YOUR INSTRUCTIONS:
Scan the data beneath this task and copy each line that includes "Hamburg".

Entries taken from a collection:

┄┄┄┄┄┄┄┄┄┄┄┄┄┄┄┄┄┄┄┄

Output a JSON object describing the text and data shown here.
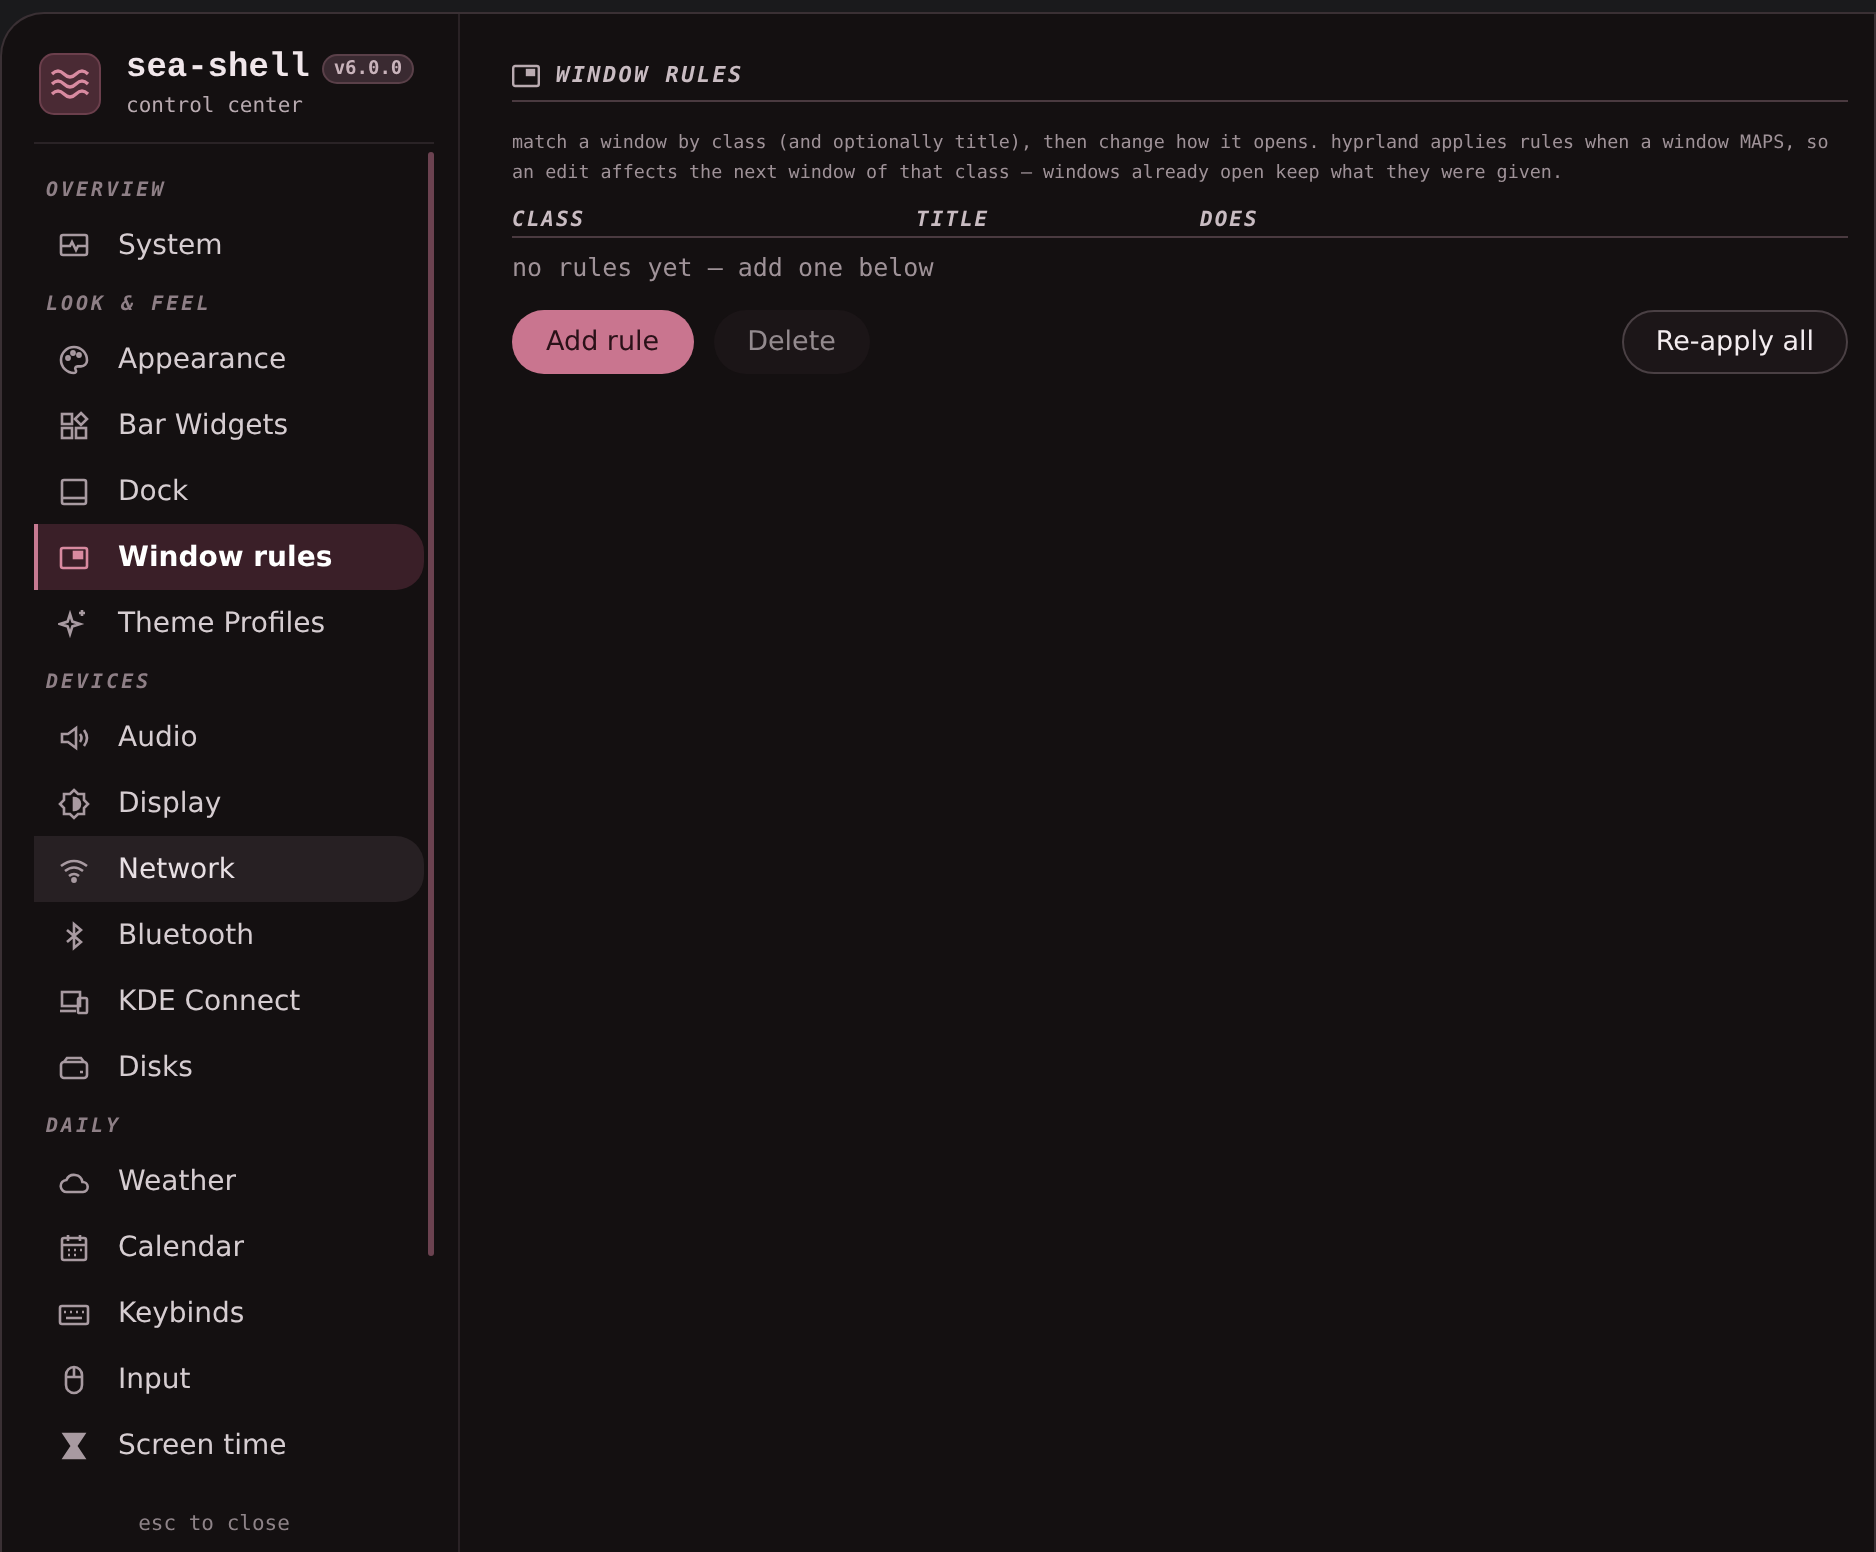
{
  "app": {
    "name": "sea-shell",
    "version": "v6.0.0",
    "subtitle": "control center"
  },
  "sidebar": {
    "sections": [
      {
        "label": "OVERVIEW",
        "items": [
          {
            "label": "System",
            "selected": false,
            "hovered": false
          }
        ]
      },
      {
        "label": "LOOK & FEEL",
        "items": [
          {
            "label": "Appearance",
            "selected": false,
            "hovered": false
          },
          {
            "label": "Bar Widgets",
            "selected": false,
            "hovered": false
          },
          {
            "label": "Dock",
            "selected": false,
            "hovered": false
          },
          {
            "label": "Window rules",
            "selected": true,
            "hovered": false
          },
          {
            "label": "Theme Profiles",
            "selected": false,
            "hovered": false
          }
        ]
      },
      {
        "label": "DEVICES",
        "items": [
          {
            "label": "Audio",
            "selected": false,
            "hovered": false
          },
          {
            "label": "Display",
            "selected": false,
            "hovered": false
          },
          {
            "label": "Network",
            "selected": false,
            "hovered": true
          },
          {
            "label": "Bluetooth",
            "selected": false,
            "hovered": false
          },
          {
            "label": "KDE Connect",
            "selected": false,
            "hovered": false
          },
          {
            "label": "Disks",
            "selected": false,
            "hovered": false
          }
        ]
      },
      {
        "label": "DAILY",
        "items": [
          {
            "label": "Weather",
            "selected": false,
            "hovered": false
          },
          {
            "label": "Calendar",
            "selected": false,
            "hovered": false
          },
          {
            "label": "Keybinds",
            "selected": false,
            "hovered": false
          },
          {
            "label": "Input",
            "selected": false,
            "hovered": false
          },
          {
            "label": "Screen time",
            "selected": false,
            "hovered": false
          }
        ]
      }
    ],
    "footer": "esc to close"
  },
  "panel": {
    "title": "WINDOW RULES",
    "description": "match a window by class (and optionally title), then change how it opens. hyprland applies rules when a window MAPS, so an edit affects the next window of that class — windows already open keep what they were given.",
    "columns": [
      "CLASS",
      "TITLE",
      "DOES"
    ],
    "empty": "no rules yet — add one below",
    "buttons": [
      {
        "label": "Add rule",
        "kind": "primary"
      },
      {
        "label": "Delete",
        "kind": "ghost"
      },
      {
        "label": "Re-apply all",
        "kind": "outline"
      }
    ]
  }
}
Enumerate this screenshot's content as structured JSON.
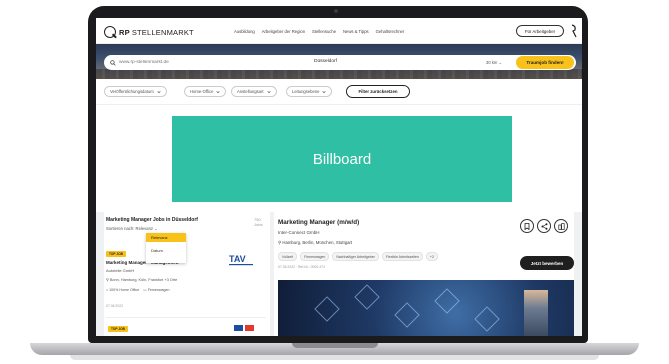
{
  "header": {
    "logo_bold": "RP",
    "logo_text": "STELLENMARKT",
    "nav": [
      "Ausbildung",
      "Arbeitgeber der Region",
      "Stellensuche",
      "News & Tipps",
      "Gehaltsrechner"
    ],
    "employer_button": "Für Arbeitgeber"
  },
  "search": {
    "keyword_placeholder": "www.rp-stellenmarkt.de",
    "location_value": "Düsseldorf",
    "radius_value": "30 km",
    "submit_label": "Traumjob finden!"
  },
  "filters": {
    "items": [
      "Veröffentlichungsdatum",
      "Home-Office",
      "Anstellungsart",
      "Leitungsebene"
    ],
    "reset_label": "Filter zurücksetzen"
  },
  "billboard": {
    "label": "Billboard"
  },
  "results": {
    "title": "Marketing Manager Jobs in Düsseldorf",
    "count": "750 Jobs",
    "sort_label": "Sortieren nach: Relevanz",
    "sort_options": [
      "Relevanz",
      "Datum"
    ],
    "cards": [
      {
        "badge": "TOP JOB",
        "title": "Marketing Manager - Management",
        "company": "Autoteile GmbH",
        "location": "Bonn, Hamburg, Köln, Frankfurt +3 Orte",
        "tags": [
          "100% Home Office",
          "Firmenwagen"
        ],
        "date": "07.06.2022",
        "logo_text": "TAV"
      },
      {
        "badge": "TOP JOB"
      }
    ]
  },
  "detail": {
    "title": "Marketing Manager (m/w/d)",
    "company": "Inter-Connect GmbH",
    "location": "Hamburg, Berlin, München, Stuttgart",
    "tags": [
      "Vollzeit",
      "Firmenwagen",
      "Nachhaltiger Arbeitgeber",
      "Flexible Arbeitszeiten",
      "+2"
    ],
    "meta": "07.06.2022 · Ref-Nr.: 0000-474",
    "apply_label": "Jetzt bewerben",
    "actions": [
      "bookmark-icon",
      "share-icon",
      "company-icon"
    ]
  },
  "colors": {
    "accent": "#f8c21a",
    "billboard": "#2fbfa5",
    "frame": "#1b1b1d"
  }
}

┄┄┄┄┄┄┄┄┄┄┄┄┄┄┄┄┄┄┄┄

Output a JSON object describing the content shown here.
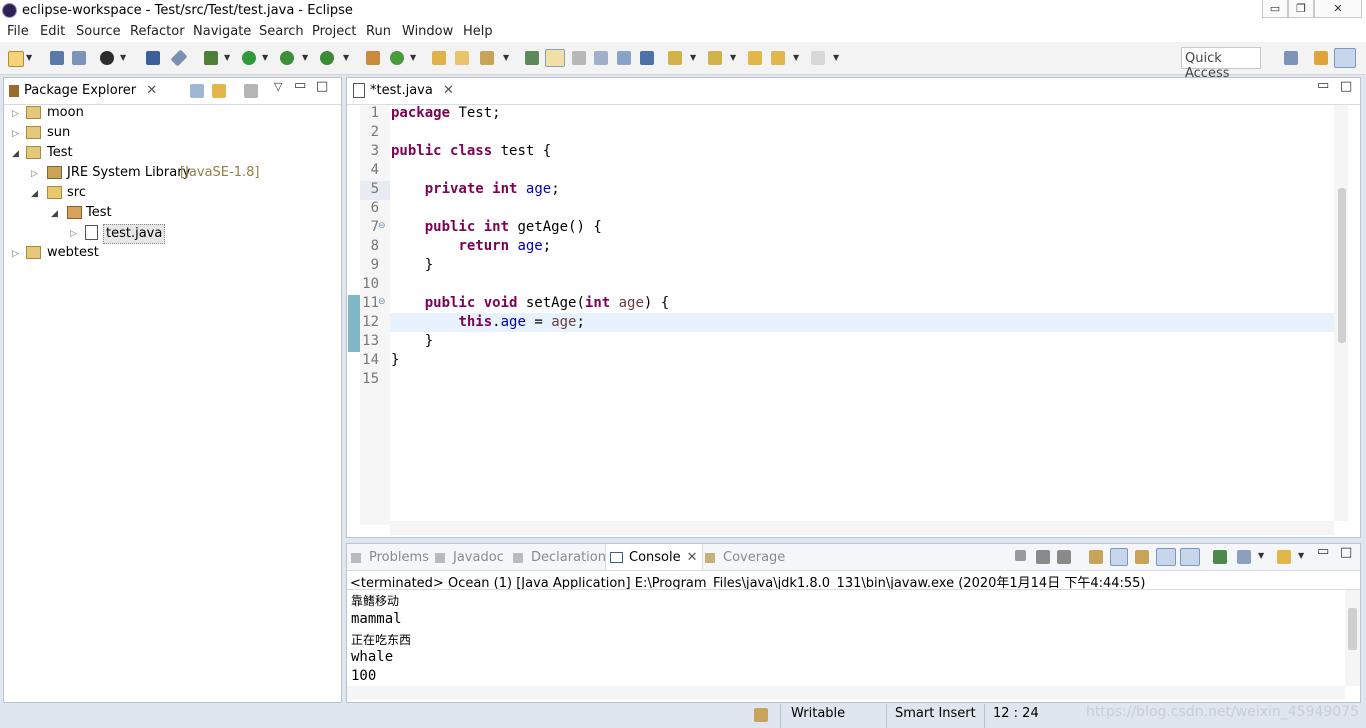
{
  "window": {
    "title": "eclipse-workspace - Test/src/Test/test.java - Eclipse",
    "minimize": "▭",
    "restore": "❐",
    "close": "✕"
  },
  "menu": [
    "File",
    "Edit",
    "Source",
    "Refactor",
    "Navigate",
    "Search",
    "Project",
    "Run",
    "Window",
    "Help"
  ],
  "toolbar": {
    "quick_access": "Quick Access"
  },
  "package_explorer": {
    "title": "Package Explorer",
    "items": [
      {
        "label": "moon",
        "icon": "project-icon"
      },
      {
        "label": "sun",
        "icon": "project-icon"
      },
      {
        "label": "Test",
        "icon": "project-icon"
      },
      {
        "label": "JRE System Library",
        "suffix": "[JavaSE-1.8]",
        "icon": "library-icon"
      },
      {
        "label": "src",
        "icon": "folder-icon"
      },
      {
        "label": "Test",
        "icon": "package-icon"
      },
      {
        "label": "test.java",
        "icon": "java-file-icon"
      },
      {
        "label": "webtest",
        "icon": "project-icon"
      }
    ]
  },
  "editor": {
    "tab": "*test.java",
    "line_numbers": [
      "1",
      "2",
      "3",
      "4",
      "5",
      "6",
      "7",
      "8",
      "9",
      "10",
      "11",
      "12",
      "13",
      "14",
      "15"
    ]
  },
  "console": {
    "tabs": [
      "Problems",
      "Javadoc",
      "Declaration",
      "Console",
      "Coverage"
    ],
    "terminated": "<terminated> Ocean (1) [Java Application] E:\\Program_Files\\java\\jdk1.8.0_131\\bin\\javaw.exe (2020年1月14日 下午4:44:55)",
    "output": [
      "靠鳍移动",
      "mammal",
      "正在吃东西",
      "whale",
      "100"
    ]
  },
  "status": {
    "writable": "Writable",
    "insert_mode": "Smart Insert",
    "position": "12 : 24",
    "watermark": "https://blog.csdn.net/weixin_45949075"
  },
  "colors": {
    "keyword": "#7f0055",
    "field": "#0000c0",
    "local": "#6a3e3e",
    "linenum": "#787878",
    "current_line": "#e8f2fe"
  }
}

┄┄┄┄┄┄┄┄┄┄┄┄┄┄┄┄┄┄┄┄

OUTPUT FOR THIS EXERCISE:
        "location": "Bonn, Hamburg, Köln, Frankfurt +3 Orte",
    "location": "Hamburg, Berlin, München, Stuttgart",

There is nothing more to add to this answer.